The last notes of "Singing In the Rain," interrupt my nervous thoughts and now Tyler's coming off stage and those bright hot lights are empty. My heart rises somewhere up near my throat and my stomach plunges down around my knees. I set on foot out onstage and my body knows just what to do. I smile, like this is the easiest thing in the world. My shoulders drop, and my feet carry me, accompanied by the clicking of my heels and the dull wooshing in my ears, to center stage. I straddle my mark, just a few feet further up than some of the others stood Nerves or not, singing or not, this is my audience for the next two minutes, and I am going to claim them - with my firmly planted stance and my smile and the easy way my voice lifts right out of me when I speak. As soon as I start to tell my story, I know they can easily hear me in the back. I find comfort in the carefully rehearsed words, the way the audience laugh easily at my joke in the middle. I hear a familiar chuckle and know Nick is sitting in the front row - though I insisted he didn't come. Just like Jess a few rows back, and Marissa in the middle, he'd ignored me.
I can do this. Ignore them.

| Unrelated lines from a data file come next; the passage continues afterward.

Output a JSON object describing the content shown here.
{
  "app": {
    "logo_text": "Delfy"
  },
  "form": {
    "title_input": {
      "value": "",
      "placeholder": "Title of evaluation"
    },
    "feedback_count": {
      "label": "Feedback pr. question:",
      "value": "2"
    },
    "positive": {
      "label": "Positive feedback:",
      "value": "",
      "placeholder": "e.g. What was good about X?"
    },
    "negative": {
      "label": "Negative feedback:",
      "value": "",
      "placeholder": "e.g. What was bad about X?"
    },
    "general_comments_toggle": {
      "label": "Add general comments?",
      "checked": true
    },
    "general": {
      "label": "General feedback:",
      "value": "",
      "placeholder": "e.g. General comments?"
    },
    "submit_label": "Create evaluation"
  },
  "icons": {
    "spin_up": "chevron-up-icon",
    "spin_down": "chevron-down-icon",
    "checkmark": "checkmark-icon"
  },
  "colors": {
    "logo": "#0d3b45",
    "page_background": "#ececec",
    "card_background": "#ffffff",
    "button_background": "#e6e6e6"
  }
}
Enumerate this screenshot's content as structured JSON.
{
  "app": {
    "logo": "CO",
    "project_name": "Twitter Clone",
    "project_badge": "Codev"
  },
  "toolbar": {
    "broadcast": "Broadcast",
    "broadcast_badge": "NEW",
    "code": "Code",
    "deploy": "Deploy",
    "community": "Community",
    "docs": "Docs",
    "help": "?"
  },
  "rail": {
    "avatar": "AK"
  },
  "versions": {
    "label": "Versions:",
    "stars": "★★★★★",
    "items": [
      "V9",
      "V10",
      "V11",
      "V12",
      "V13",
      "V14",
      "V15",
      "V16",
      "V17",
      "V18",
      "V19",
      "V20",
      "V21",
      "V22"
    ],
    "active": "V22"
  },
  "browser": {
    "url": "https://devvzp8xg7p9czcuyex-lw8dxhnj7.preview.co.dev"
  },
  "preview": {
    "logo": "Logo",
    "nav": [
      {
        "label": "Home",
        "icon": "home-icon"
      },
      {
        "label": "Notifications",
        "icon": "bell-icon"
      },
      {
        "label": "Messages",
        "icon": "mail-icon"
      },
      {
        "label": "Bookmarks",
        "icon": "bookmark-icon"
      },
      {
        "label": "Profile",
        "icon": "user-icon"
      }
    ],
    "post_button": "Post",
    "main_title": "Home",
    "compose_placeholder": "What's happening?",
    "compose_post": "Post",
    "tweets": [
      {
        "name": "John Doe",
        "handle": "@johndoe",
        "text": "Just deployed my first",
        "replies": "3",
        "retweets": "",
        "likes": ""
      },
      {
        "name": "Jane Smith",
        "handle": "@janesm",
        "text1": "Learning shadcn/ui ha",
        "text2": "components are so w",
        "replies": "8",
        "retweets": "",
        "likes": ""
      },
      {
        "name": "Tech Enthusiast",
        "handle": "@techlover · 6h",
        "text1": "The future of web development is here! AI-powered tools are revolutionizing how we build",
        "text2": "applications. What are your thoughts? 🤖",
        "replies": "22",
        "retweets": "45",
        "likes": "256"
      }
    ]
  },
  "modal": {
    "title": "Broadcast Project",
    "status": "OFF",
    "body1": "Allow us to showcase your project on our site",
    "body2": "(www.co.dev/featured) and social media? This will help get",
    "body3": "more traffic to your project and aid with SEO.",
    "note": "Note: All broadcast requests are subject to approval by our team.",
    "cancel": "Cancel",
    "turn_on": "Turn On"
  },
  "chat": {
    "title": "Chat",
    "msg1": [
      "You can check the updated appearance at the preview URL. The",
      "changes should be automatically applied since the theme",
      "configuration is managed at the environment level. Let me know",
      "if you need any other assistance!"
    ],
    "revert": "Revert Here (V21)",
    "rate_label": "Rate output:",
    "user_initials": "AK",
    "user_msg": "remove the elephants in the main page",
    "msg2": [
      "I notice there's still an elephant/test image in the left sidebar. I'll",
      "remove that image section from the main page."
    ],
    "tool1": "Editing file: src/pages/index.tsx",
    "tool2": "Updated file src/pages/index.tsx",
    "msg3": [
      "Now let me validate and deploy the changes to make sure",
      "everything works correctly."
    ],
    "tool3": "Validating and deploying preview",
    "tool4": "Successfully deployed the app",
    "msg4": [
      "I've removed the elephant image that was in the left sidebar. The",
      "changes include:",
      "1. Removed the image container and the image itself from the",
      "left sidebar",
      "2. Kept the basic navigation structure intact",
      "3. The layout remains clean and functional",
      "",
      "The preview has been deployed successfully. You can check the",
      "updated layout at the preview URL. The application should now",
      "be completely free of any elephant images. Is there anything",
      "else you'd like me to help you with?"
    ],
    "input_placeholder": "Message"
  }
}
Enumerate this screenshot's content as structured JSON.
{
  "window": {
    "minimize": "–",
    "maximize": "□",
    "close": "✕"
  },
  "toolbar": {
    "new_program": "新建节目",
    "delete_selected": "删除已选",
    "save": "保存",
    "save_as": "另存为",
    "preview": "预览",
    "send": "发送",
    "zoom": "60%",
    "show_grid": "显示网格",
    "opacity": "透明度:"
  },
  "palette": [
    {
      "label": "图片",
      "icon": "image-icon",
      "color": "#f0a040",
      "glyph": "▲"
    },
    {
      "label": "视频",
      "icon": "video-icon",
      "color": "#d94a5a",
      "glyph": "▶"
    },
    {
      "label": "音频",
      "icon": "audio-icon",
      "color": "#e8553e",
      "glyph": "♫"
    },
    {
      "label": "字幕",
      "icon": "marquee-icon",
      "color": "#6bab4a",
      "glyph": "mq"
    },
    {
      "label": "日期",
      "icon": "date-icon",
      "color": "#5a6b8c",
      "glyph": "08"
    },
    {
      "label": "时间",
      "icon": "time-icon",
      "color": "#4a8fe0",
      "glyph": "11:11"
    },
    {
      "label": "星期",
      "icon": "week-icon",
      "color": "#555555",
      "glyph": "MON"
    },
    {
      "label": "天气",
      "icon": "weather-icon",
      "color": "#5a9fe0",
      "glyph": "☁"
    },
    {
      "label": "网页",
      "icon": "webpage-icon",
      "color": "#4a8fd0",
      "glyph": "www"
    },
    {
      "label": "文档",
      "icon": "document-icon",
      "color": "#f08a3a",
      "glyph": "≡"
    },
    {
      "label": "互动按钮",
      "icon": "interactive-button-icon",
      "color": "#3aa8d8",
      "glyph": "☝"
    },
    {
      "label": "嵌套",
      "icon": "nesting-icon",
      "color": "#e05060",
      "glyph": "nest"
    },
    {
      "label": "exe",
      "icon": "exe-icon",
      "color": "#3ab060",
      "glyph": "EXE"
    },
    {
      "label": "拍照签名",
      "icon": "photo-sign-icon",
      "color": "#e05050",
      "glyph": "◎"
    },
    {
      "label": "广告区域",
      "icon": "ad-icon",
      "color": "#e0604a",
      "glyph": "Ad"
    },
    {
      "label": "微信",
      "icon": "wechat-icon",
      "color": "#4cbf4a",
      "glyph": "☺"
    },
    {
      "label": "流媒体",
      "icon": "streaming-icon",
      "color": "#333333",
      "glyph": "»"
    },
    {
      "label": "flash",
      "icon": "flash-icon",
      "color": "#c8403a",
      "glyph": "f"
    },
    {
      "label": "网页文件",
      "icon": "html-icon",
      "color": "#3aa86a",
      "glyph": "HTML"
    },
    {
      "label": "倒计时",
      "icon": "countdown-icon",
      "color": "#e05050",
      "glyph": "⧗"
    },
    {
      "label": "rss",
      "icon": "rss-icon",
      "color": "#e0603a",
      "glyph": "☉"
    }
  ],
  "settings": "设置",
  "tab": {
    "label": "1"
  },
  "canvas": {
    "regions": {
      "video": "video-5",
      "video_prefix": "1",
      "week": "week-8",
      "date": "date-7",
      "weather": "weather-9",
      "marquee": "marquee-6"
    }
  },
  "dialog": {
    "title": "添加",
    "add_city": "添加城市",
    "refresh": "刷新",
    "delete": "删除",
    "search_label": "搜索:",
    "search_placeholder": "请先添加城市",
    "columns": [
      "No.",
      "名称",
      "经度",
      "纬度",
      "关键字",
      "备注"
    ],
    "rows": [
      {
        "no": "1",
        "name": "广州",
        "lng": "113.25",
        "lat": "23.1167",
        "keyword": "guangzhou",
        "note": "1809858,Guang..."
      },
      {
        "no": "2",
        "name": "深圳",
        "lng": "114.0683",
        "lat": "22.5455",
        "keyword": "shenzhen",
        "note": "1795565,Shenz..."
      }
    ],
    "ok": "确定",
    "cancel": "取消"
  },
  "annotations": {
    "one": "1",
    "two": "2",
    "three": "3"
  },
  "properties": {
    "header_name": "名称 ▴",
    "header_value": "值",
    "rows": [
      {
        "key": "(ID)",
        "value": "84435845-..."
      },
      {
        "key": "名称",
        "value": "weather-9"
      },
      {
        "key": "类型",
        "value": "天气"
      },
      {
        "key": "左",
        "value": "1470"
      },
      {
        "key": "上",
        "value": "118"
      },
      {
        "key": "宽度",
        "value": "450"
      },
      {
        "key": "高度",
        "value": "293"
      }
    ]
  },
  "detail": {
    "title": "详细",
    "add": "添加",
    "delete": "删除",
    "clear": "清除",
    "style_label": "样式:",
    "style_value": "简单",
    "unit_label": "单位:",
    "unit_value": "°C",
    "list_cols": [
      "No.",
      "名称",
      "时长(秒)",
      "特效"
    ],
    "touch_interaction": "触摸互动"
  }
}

I introduce my song - "Lovely," from "A Funny Thing Happened On the Way to the Forum," music & lyrics by Mr. Stephen Sondheim. Two facts float throw my head briefly - "Forum was Stephen Sondheim's first full length production" ( three days a week studying the history of musical theater has paid of tragically well) and "Joelle played this role her freshman year. She's so much better of a singer and sitting right near Ruthie!" I push both thoughts out of my head as Steve plays the intro.
"I'm lovely - all I am is lovely. . ."
My pitch is right. My voice isn't shaking. I know what to do from here: I can act. As long as I stay in key and remember to breathe, I'll be fine.
". . . winsome, what I am is winsome. . ."
The first of the higher notes comes and I offer a quick prayer please please please please please
"radiant as in. some. dream. come. truuuuuuuueeeeeee. . . ."
It comes out and suddenly I'm smiling. The breath support is there, the note is clear and strong, my pitch is perfect. I realize something, something pretty stupid but pretty important too. I can do this. I AM doing this.
And I sing and act my heart out. There are giggle where it's supposed to be funny. My pitch stays good, which is my weakest point. I don't perform perfectly - but it's the very best I've ever done.
Then it's over and I smile, letting myself look past the bright lights to the faces I know, seeing happiness, relief, pleasure on their faces, matching the look on mine. Sarah and Devon and Julia, Nick and Colin and Ruthie, Aaron and Jess.
I walk back stage, my stomach full of butterflies and ready to cry - from relief, and joy, and plain old nerves. From an overwhelming sense of having just accomplished something invaluable.
I walk backstage, grinning like an idiot - Tyler's sitting in the green room, a smile so big his face looks like it might split in two. Sarah K hugs me, and Karly applauds. They always knew I could do it, of course - they just didn't expect me to. Neither did I.
But I did.
And I will never, ever choke in an audition again.